  2. Carey, R. & Shainin, J. (editors). The Other Israel: Voices of Refusal and Dissent. The New Press. 2002.

  3. Davis, U. (2003). Apartheid Israel: Possibilities for the struggle within. London: Zed Books.

  4. Hass, A., Reporting from Ramallah: An Israeli Journalist in an Occupied Land. MIT Press. 2003.

  5. Hass, A., Drinking the Sea at Gaza: Days and Nights in a Land under Siege. Henry Holt & Company. 2000.

  6. Morris, B., The Birth of the Palestinian Refugee Problem Revisited. Cambridge University Press. 2004.

  7. Pappe, I., A History of Modern Palestine: One Land Two Peoples. Cambridge University Press. 2004.
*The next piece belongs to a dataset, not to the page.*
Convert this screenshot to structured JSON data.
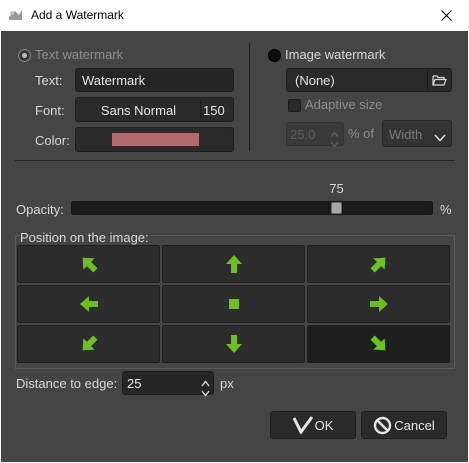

  8. Reinhart, T., Israel/Palestine: How To End the war of 1948. Allen & Unwin. 2002

  9. Shlaim, A., The Iron Wall: Israel and the Arab World. Norton. 2001.


  1. Lavie, A., ‘Telling left from right’. in Ha’aretz Magazine January 29 2004. (If article cannot be found on the site you can receive a copy by email through Avigail)

  2. Sarid, Y., ‘My affidavit to the Hague’, in Ha’aretz online in English, 21 January 2004. (If article cannot be found on the site you can receive a copy by email through Avigail)

  3. Shapira, Y., Speech given at symposium in the Department of Politics and Government at Ben Gurion University. 18 January 2004. (Copies of English translation are available through Avigail by email).

  4. Shavit, A., ‘Survival of the fittest’ (an interview with Benny Morris), in Ha’aretz Daily (online) in English 9 January 2004. (Copies available through Avigail by email)


  1. Avigail Abarbanel -

  2. Courage to Refuse - the website of Israeli soldiers who refuse to serve in the occupied territories

  3. Jews Against Zionism - the website of ultra orthodox Jews who oppose Zionism and the state of Israel

  4. Arab Jewish Partnership -

Page content last modified: 22 Sep 2004